Page and application data records:
+---+

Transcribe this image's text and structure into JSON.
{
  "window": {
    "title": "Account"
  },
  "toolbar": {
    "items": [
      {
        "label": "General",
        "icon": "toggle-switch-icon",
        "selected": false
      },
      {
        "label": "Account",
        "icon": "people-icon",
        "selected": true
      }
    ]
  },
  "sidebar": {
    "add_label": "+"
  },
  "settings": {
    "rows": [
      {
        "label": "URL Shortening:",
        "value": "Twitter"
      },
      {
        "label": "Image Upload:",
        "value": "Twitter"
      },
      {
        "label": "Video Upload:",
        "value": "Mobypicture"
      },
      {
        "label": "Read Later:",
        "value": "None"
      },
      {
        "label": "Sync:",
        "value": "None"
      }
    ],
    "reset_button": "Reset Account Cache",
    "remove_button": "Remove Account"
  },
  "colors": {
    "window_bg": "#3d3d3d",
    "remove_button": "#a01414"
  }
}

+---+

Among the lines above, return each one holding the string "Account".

    "title": "Account"
        "label": "Account",
    "reset_button": "Reset Account Cache",
    "remove_button": "Remove Account"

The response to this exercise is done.